(Provided data begins)

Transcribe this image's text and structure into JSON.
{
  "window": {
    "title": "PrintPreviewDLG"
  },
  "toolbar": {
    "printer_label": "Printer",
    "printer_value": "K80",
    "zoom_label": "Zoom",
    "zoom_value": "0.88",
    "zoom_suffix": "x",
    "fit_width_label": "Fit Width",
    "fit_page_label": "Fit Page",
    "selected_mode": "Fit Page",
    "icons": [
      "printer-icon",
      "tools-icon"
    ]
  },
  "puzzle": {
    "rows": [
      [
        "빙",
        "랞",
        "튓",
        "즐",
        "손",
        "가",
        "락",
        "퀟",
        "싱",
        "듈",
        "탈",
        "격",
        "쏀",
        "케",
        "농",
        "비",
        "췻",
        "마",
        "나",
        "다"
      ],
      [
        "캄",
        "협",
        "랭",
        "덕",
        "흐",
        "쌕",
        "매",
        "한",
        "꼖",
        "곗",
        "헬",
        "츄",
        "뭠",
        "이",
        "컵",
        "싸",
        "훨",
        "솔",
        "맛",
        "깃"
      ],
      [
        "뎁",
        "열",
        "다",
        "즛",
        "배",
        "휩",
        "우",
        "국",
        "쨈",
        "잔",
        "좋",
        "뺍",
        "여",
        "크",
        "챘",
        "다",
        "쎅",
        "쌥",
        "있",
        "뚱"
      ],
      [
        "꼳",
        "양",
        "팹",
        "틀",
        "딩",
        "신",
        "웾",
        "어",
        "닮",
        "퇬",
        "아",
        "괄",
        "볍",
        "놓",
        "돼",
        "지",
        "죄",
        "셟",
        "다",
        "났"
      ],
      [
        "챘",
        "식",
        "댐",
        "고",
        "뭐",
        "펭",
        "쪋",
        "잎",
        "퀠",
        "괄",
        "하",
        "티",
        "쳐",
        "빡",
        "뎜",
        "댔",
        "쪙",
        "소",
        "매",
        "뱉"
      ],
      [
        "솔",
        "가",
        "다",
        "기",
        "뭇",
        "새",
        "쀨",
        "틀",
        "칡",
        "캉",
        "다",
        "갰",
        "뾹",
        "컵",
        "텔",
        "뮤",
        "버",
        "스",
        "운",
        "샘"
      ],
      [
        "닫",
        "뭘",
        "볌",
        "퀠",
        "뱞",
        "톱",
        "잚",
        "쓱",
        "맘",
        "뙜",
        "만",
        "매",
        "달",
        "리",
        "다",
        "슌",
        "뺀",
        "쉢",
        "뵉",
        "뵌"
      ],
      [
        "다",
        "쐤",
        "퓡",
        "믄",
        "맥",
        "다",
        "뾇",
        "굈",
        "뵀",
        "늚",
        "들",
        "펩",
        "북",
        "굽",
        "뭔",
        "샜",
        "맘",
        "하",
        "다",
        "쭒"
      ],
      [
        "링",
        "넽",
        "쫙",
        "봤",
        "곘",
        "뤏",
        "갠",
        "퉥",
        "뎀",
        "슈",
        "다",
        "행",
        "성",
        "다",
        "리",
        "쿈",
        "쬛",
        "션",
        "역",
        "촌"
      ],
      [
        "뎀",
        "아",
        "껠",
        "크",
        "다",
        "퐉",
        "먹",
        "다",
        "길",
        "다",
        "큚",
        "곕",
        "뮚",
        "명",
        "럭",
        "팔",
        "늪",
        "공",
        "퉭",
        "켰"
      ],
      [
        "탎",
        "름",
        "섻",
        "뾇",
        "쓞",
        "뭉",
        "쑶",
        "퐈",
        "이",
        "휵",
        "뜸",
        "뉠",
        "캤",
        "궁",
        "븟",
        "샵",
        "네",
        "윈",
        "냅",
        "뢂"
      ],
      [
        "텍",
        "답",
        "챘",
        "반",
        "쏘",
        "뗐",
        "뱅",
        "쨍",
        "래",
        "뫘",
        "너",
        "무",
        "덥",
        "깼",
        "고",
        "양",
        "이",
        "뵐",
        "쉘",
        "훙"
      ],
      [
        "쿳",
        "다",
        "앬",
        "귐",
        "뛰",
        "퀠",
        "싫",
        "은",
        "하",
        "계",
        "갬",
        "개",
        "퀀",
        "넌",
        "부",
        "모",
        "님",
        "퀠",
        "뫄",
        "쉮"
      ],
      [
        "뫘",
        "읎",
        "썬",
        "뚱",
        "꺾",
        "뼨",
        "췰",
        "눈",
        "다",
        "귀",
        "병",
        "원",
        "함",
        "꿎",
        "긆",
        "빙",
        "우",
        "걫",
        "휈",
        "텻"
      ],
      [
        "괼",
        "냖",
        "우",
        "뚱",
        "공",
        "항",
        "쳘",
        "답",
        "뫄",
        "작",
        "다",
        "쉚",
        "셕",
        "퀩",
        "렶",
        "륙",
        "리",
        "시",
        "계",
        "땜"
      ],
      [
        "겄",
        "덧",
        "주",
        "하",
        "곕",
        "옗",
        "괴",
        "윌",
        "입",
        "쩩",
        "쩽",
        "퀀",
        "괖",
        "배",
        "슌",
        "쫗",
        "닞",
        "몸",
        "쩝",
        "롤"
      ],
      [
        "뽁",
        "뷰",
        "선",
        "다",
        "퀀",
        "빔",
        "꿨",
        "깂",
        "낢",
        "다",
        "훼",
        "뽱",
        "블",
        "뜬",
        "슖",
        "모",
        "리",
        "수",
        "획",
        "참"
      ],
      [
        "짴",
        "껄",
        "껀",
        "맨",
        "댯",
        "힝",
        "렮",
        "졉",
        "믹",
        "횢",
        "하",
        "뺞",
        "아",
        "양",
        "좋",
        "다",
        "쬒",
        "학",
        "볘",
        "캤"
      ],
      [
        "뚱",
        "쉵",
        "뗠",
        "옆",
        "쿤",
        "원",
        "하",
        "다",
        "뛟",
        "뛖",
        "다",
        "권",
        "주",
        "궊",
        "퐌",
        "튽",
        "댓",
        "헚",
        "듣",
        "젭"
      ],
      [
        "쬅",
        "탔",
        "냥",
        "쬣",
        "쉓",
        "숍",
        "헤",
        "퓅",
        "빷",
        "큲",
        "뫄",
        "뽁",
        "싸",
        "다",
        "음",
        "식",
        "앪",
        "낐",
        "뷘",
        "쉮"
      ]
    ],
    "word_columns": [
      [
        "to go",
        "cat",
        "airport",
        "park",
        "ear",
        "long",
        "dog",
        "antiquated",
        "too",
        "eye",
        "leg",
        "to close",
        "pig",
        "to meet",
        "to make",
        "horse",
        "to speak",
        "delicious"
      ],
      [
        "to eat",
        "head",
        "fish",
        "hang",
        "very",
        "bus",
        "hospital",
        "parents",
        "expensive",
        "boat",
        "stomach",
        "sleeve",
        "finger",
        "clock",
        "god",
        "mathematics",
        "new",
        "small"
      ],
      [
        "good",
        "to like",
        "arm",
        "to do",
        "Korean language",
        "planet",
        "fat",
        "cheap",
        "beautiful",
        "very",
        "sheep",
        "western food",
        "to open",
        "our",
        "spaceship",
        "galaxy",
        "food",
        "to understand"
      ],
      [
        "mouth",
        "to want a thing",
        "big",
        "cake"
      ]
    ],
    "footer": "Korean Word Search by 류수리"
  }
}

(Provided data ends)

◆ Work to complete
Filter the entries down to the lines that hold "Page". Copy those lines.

◆ Task answer
    "fit_page_label": "Fit Page",
    "selected_mode": "Fit Page",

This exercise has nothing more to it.